You’re bored of doing the touristy stuff. You’ve seen Big Ben. You’ve tried – and failed – to make the Queen’s guards with their funny hats smile outside Buckingham Palace. You’ve been there, bought the T-shirt, the mug, the matching coasters… you’ve done it all.
This is one of the wonders of the Hammersmith and Shepherd’s Bush area… it’s filled with hidden gems just begging to be discovered. If you’re after an authentic London experience, staying at LUMA Concept Hotel London is a great place to start. Here, you’re surrounded by West London’s many surprises and eccentricities.
Here are just a few reasons why Hammersmith and Shepherd’s Bush is where you need to be.
Live Entertainment Hub
With its slew of music venues, both big and small, West London is filled with music enthusiasts ready to rock.
Hammersmith is home to the Evertim Apollo. One of several landmark moments of the Evertim Apollo was in 1973 when David Bowie performed as Ziggy Stardust for the final time. What used to be an art deco cinema is now one of the most influential gig venues in West London, with both established stars and new-comers playing.

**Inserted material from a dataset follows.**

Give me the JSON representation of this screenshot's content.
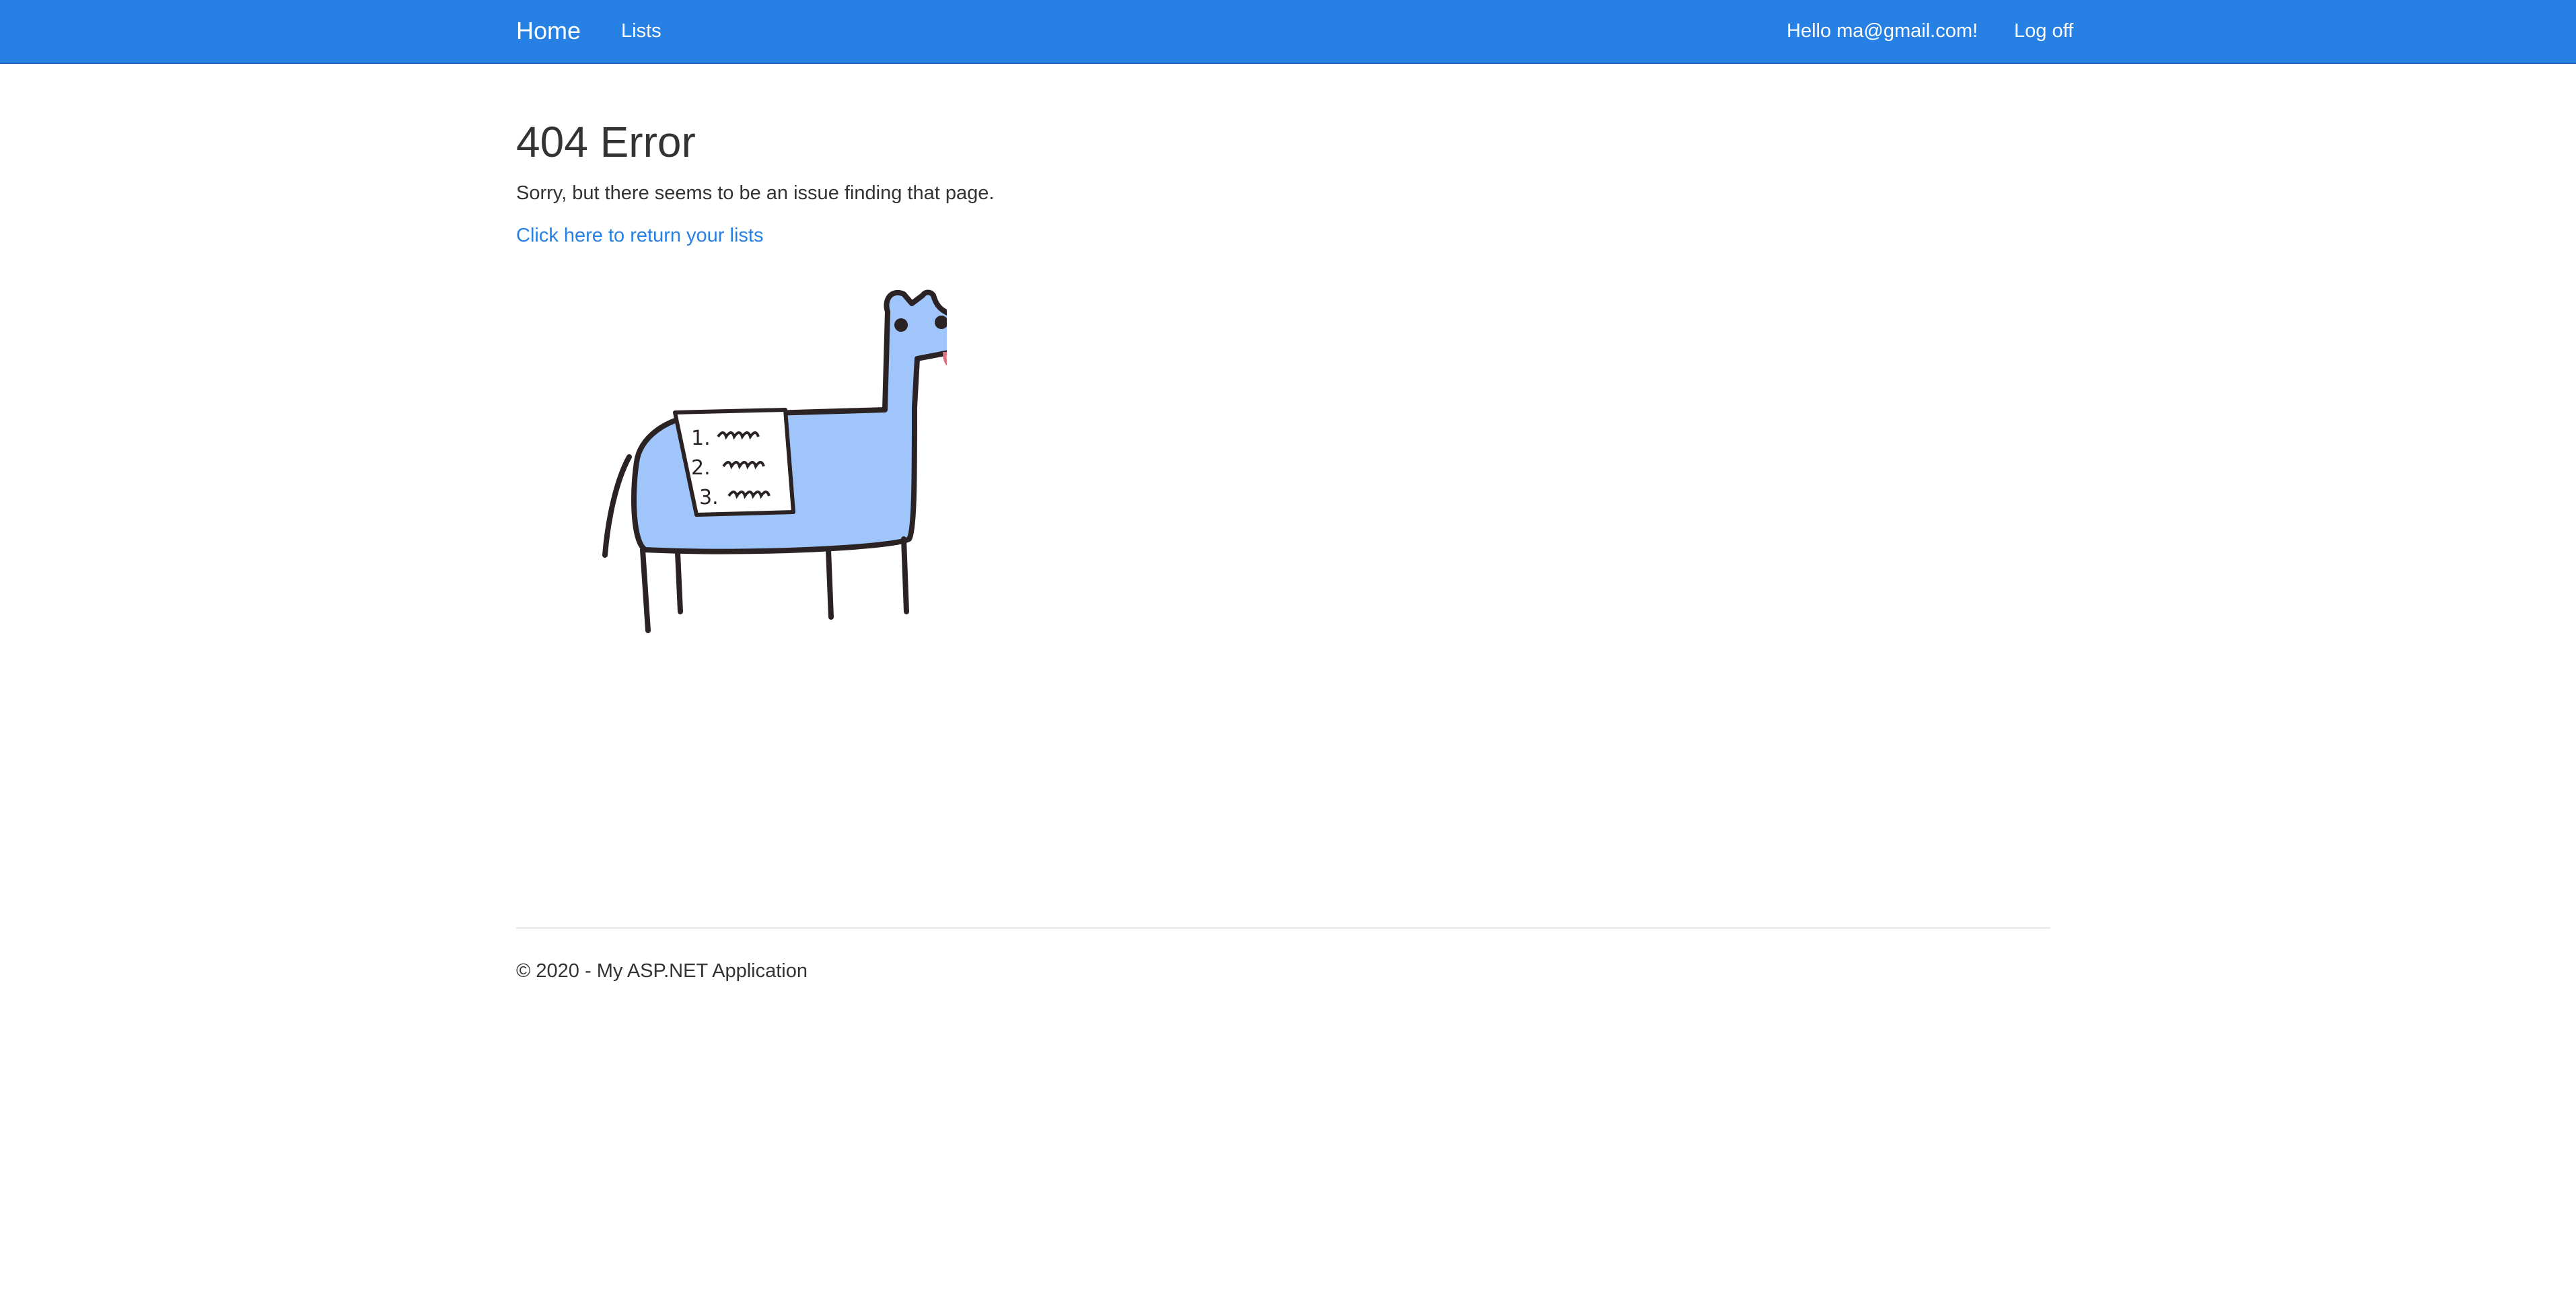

Bush Hall is an intimate venue that has seen some of the biggest icons in music play. If you’re looking for top-notch music, comedy and other interesting live acts, check out Bush Hall’s eclectic ‘What’s on?’ section on their website.
The O2 Shepherd’s Bush Empire was once a music hall (seeing the likes of Charlie Chaplin grace the stage in the 1900s!) then a BBC recording studio, and is now one of the many exciting gig venues that typify this musically-inclined West London neighbourhood.
One of the things that inspired the concept for LUMA Concept Hotel London was the quietly compelling history of the Hammersmith region.
Hammersmith was crucial in the industrialisation of London. Home to the Osram Lamp factory, this area helped provide light to a city of millions. During the World Wars, Hammersmith factories became sites for aircraft manufacture, helping provide planes to combat the enemy.
Shepherd’s Bush was once a green, as its name suggests. Again, during industrialisation in the 19th century, a network of trains and trams transformed this rural spot just west of the city into a hustling and bustling hub of London commuters.
You can see examples of this region’s innovative past all over the place, from the Shepherd’s Bush war memorial and the iconic 1960s BBC Television Centre to the Hammersmith Suspension Bridge.
This area bristles with fascinating and relatively little-known art collections, museums and galleries.
For ravishing Pre-Raphaelite art, check out the Victorian wonder of Frederic Leighton and his contemporaries at the Leighton House Museum.
The Louise Blouin Foundation is dedicated to exploring the relationship between art and science. Set in an off-the-beaten-track, industrial part of town, this is definitely one to explore.
The Riverside Studios media centre, just a few minutes on foot from LUMA Concept Hotel London, is not only a gallery, but also a venue for performance art, theatre, and a quirky cinema.